*** RECORD EXCERPTS ***

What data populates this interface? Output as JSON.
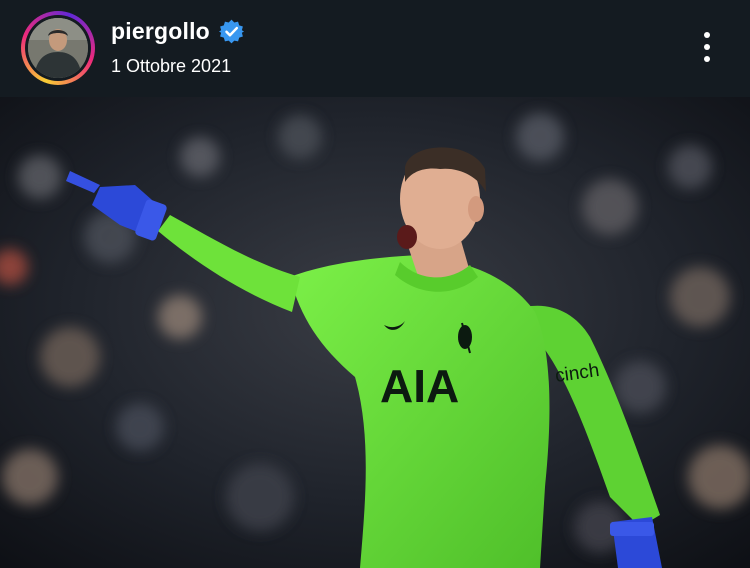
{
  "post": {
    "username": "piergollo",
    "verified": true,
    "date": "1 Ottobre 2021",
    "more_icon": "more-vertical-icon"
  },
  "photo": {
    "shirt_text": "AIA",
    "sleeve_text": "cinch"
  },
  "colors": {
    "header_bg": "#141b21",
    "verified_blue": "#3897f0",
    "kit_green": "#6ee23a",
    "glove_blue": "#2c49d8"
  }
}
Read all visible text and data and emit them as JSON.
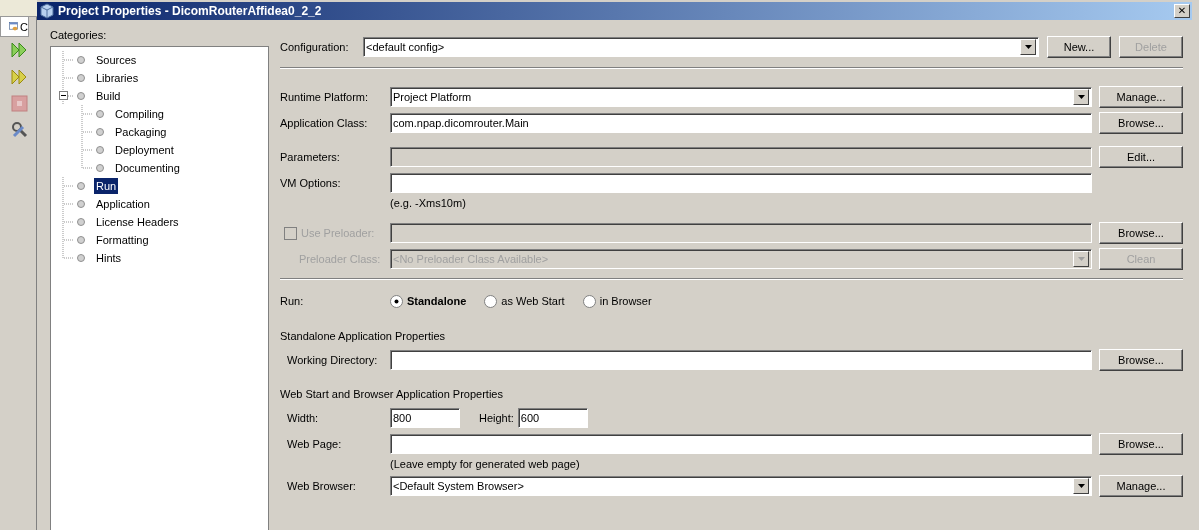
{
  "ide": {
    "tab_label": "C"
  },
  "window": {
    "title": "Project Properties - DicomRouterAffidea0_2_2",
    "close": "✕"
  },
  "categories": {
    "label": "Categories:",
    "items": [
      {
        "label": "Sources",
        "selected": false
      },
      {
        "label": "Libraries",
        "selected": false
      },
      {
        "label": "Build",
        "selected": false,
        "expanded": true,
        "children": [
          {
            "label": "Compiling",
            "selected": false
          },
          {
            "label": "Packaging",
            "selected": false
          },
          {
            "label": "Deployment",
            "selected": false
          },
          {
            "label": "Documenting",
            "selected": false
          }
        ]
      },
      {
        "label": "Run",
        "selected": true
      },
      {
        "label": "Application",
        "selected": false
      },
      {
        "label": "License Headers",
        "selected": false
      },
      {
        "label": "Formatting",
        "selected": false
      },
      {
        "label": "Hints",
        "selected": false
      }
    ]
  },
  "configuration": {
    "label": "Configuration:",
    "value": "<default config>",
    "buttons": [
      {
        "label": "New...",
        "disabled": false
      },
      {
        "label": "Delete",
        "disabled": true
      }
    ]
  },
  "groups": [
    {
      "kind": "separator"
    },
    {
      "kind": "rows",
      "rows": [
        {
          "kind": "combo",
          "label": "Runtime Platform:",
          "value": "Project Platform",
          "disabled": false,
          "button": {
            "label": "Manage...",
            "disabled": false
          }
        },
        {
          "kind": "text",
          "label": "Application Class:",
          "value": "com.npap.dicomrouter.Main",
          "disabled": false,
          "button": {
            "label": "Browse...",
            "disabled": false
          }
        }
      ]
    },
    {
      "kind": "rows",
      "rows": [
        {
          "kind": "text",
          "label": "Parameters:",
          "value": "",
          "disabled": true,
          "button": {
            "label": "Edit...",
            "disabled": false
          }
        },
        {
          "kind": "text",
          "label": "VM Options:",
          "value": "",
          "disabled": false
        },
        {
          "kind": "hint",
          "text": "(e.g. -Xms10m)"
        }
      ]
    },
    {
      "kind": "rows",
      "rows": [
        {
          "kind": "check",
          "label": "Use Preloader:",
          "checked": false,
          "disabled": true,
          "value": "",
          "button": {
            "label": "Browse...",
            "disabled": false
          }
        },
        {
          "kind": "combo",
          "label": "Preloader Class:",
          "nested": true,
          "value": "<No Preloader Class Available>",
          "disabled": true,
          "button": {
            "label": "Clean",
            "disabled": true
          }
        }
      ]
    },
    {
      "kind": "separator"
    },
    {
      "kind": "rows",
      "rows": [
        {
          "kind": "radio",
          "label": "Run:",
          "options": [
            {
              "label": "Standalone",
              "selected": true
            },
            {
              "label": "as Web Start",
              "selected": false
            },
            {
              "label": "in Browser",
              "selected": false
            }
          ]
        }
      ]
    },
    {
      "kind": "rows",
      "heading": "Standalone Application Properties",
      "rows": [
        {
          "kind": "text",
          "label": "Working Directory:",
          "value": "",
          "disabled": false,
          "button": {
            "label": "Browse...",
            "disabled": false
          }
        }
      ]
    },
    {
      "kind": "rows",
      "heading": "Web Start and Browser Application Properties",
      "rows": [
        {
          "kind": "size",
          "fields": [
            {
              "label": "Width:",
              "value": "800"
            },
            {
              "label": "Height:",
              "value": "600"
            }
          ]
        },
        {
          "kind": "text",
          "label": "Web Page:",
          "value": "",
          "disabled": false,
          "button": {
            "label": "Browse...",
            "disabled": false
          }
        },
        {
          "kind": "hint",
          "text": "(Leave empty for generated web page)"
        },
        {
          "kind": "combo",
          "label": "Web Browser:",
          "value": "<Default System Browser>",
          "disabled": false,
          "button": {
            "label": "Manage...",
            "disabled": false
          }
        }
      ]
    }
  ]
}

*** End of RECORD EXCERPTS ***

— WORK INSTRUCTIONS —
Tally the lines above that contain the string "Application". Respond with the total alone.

— TASK RESPONSE —
4